* [EXERCISE REQUIREMENTS]
In the entries below, how many lines hold the string "Freq"? Give only the number.

* [SOURCE DATA]
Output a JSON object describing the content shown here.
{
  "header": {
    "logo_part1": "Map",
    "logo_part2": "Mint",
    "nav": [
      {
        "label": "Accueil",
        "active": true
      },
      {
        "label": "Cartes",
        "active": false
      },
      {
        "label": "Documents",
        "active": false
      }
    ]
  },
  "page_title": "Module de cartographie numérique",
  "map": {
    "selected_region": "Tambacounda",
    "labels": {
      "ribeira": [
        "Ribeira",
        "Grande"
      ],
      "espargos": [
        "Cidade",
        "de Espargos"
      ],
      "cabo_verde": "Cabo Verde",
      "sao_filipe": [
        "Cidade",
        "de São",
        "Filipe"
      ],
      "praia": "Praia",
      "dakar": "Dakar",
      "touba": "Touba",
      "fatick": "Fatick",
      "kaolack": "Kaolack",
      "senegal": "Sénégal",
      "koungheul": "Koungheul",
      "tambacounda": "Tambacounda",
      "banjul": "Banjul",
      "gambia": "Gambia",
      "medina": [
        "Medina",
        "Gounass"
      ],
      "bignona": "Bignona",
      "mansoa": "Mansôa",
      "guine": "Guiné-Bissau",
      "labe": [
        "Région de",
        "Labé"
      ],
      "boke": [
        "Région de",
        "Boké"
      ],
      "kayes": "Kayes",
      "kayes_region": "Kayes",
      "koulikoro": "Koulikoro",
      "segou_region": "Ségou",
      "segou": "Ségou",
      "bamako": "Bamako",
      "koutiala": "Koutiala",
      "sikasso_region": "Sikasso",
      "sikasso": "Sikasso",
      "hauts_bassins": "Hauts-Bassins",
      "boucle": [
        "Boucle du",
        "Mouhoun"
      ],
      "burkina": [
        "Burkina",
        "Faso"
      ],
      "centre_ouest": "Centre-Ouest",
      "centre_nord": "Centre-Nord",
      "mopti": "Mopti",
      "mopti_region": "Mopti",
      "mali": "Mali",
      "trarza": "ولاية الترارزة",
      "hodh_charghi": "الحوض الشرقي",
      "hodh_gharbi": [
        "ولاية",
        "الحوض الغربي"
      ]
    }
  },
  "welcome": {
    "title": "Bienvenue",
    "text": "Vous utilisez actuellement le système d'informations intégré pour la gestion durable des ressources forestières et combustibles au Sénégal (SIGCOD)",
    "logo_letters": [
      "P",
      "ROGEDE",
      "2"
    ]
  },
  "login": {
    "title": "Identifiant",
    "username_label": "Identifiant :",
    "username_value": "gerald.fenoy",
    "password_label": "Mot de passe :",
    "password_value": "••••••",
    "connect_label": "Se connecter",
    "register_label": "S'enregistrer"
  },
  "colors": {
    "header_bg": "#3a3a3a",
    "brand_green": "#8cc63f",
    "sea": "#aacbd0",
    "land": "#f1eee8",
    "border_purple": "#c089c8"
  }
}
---
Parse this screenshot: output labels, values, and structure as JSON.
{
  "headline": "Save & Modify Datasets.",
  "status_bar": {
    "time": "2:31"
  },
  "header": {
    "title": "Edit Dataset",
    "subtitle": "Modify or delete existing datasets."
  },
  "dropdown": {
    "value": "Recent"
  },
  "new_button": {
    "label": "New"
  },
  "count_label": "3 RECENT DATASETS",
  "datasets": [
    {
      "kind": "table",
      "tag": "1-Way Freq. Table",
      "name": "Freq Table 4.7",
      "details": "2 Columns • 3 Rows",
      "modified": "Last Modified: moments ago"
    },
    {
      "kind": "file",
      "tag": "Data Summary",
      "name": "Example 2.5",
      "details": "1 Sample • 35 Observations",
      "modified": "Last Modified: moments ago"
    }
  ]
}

* [SOLVED EXERCISE]
2